Waste Streams Suitable for Pyrolysis Feedstock
Recently in Australia (and many other countries where we are active), governments have taken a greater interest in waste volumes and the requirements for landfill sites.
The lack of availability of landfill space in metropolitan areas, as well as the social and environmental concerns, have led some states and territories to formulate policies to reduce waste volume, or even aim to eliminate waste. As a part of that waste reduction, and to alleviate landfill pressures, a number of waste streams can be used as feedstock in our plants.
Municipal Solid Waste (MSW)
Most local governments dispose of MSW in landfill, which is a short-term answer, and the cost of MSW management is climbing (20 – 40% of municipal revenues). Not only is this problematic for the economy, but the environment as well, with landfills emitting vast quantities of toxic climate change gases. Now, MSW can be used in pyrolysis technology. A single hybrid line using MSW as feedstock will save more than 20,000 tons of GHG entering the atmosphere — equivalent to removing 4,300 cars from the road.
InRim seeks to empower poultry waste producers in removing the by-products that they generate. Research undertaken by Monash University found that manure, litter, mortalities, hatchery, and processing plant offal can be processed via pyrolysis technology so that they are environmentally sound, socially acceptable, and economically feasible. Also, sewerage has been tested and found to be a suitable feedstock.
Refuse Derived Fuel (RDF)
Sorting MSW to increase the fuel value of the waste produces RDF by removing incombustible materials such as dirt, glass, metals, and wet organics. The resulting RDF material is more consistent in size than raw MSW. RDF material comprises many components including rubber, plastics, timber, cardboard, green waste, and so on.
End of Life Vehicle Plastics (ELV)
ELV contains a variety of plastics and vinyl, known as “shredder flock”, which is currently sent to landfill and contribute to the volume of harmful chemicals released into the environment. This shredder residue, which constitutes approximately 25 – 35% of the weight of the vehicle and up to 60% of its volume, carries a significant financial cost to recyclers, but has been identified as a suitable feedstock.

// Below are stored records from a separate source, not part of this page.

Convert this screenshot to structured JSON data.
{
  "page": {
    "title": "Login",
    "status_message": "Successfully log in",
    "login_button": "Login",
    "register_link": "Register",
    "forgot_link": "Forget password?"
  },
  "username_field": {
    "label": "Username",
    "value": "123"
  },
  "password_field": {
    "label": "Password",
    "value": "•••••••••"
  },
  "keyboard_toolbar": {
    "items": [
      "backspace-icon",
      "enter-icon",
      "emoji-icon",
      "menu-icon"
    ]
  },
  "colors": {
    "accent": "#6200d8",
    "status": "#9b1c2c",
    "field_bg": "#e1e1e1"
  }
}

Car and Truck Tyres
Annually, over 23 million waste tyres are created in Australia. In an effort to rectify this, new legislation and guidelines have recently been developed. However, although waste tyres are now chipped, sent to landfill or used as fuel replacement for coal-fired furnaces, the emissions still exist and are considered to be worse than the coal it is replacing. To assist in emission reduction, InRim are able to use car and truck tyres as feedstock.
Incineration is a common method of medical waste disposal as it eradicates germs and limits the spread of disease. However, in recent years, positive public perception of incineration has been declining, and environmental regulations of incineration have (rightly) become more stringent. Thus, medical waste is suitable for pyrolysis, which in turn unlocks the energy from the plastics in a clean, secure, and environmentally friendly way.
Waste Streams Unsuitable for Pyrolysis Feedstock
Although many waste streams are available for feedstock, there are restrictions. For the safety and longevity of the plant, pyrolysis technology demands that all materials processed must be combustible. Materials such as, but not limited to, builders’ rubble and or demolition wastes consisting of concrete, bricks, and soil are not appropriate for pyrolysis.
In light of this, InRim reserves the right to refuse any material we deem unsuitable for the pyrolysis facility.